→ WORK REQUEST
Look through the data that follows and say how many of its lines contain "solid", giving the number only.

→ DATA TO PROCESS
□ □ □
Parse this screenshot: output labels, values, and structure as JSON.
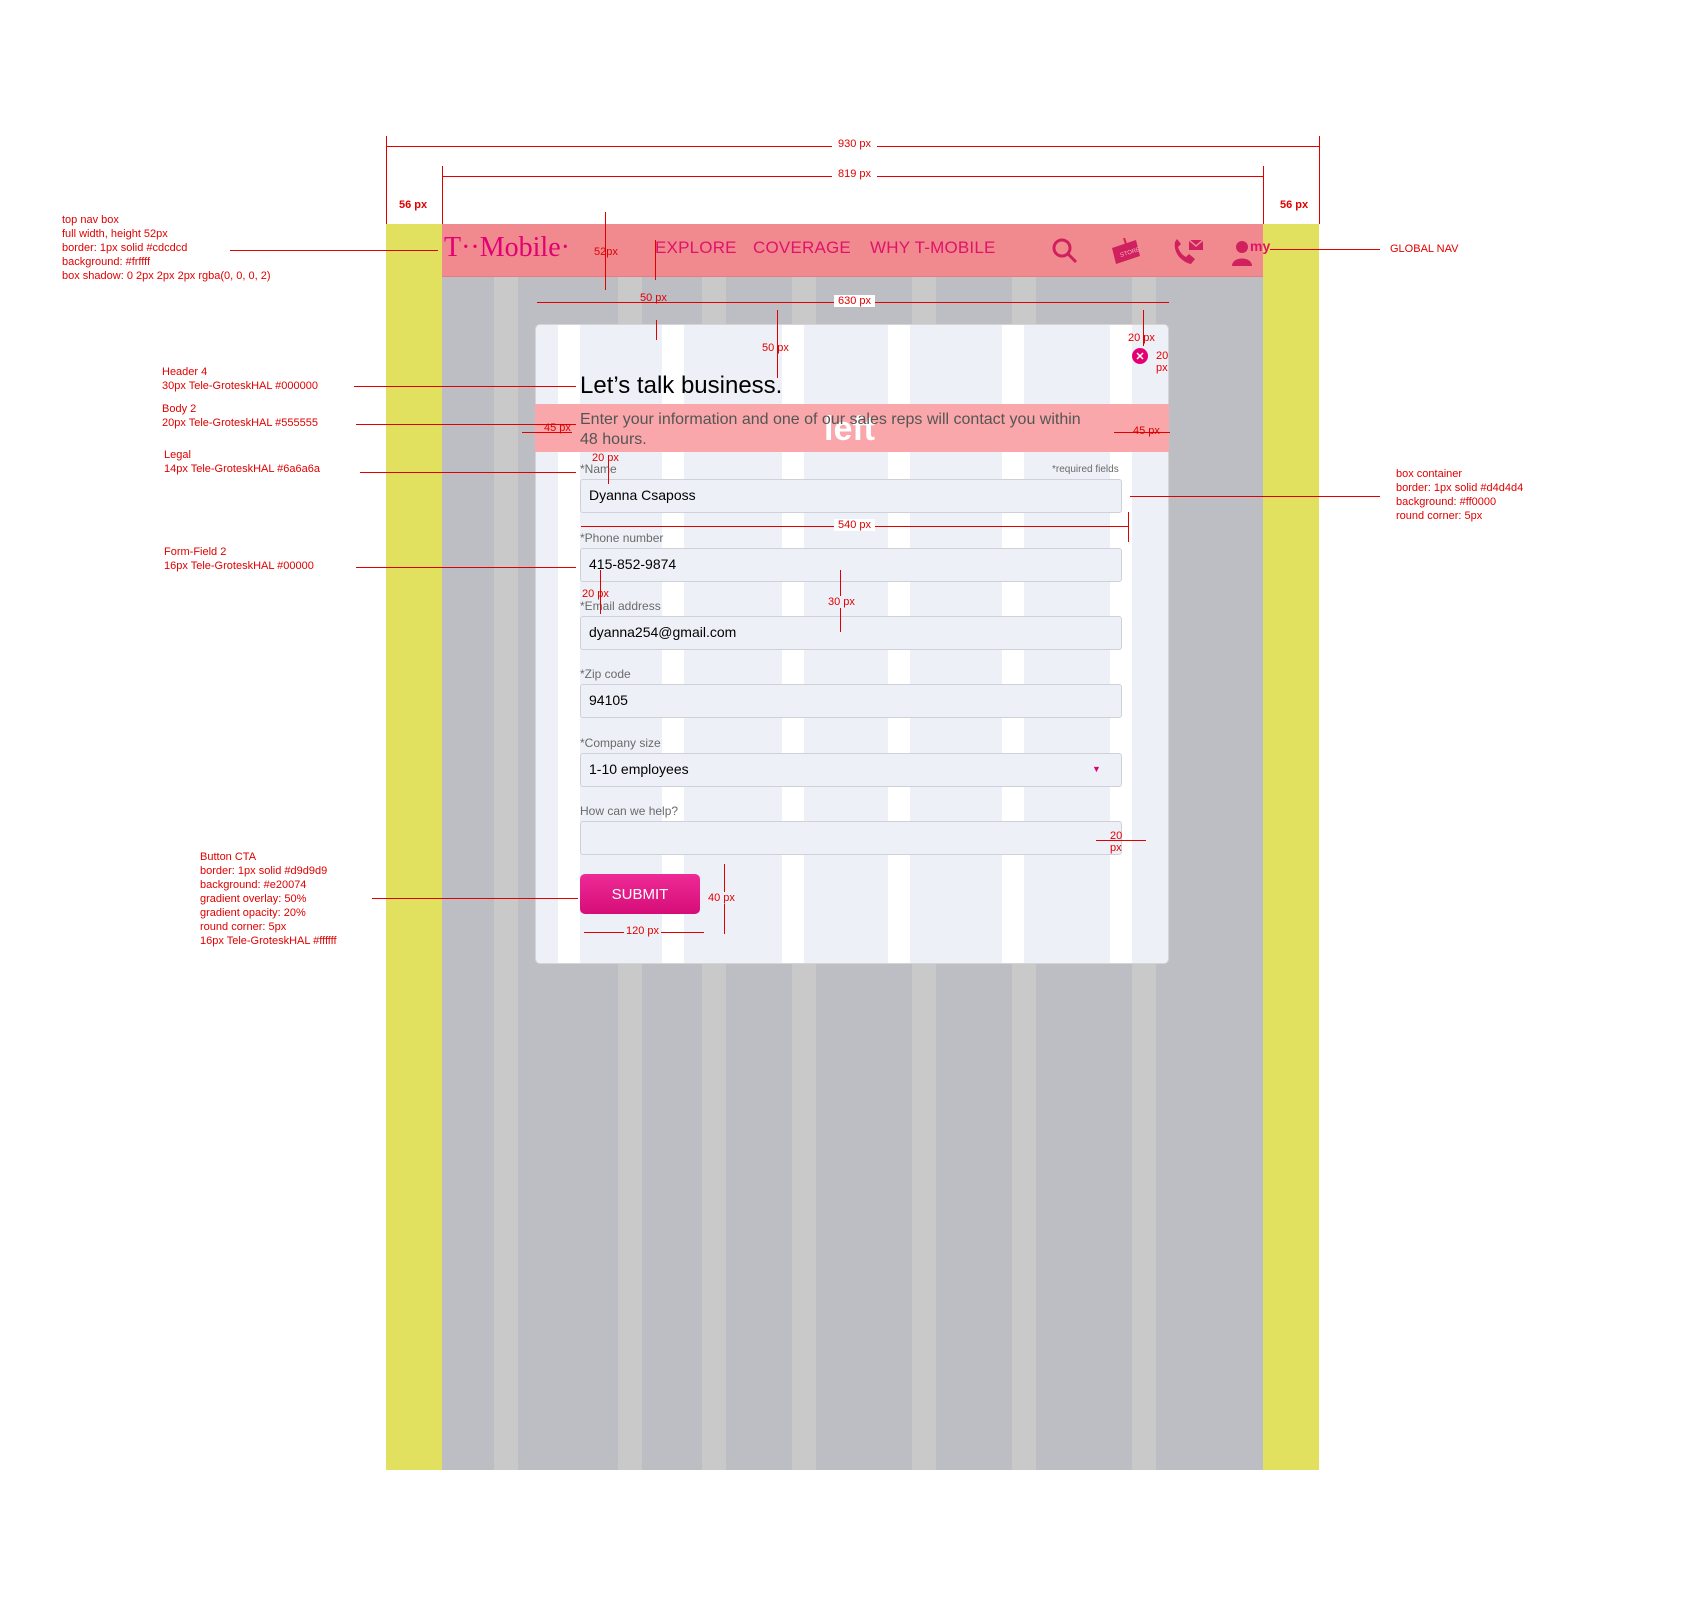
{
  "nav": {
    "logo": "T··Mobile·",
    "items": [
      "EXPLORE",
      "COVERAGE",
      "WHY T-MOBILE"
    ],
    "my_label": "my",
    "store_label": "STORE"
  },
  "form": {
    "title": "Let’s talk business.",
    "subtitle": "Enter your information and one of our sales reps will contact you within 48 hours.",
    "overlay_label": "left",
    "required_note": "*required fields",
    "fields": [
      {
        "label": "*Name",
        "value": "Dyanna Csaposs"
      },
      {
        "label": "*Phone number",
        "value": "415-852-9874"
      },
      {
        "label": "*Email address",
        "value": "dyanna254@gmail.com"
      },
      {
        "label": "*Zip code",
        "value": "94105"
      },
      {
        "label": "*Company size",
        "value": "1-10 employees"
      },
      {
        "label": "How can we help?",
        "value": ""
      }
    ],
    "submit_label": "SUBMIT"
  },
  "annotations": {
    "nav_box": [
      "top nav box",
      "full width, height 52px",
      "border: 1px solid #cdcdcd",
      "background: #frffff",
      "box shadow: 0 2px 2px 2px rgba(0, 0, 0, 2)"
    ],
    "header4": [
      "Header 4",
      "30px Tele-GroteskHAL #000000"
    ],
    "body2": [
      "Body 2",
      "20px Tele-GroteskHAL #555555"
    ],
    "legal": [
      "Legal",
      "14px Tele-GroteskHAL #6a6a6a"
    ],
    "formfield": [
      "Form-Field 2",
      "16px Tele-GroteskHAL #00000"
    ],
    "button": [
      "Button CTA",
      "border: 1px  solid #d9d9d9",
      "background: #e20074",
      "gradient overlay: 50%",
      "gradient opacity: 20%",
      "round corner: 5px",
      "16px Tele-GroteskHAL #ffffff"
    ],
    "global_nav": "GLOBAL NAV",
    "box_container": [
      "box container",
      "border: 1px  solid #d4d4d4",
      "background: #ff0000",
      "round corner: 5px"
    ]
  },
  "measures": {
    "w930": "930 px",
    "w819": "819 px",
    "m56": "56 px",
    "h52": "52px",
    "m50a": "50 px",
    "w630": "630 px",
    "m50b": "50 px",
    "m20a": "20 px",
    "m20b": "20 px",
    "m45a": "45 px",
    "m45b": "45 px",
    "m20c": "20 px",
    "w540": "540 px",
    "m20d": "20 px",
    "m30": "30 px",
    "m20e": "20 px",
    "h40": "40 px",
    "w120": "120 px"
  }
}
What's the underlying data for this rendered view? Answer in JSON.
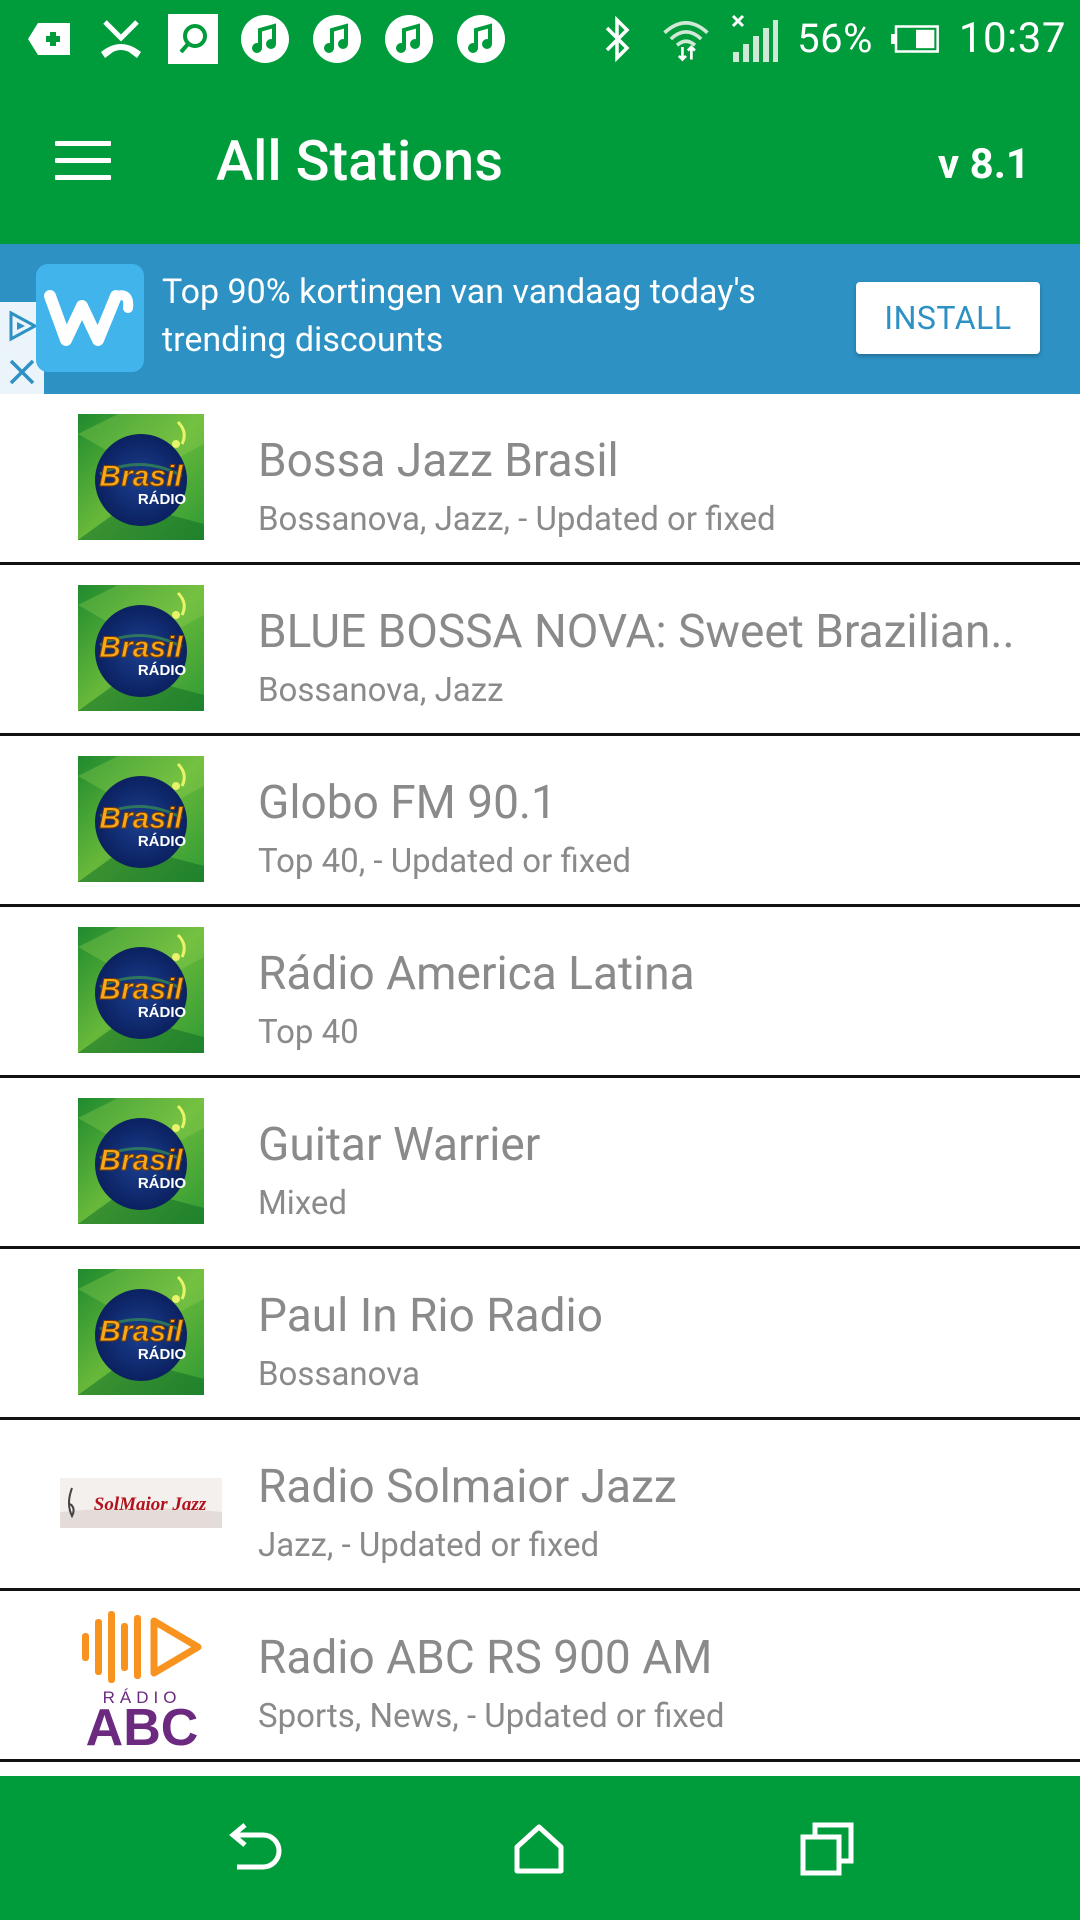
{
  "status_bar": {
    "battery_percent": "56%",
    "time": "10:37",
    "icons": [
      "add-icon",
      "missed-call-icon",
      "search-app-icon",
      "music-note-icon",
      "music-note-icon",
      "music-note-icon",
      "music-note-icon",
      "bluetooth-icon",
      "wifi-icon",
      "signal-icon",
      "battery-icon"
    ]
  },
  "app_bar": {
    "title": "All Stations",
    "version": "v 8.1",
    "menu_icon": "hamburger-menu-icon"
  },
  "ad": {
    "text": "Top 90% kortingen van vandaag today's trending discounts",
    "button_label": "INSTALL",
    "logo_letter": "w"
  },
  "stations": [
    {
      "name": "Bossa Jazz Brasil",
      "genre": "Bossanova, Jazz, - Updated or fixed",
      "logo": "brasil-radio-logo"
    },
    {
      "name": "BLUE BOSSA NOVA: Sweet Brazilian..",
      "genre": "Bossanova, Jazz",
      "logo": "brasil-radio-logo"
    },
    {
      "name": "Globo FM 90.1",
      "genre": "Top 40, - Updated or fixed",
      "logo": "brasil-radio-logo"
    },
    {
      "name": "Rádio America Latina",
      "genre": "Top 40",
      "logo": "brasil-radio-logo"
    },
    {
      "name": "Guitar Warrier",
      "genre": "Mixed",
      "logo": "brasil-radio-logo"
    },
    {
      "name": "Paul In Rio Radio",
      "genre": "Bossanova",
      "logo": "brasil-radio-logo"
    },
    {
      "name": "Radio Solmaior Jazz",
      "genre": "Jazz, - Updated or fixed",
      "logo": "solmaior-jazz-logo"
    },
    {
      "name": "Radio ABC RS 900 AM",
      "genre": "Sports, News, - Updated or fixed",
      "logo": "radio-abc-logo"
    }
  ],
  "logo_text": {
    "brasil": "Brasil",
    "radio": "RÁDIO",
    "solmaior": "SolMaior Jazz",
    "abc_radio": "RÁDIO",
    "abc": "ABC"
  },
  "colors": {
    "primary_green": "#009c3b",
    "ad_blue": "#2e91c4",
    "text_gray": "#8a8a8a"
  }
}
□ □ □
→ OUTPUT OF THE TASK
3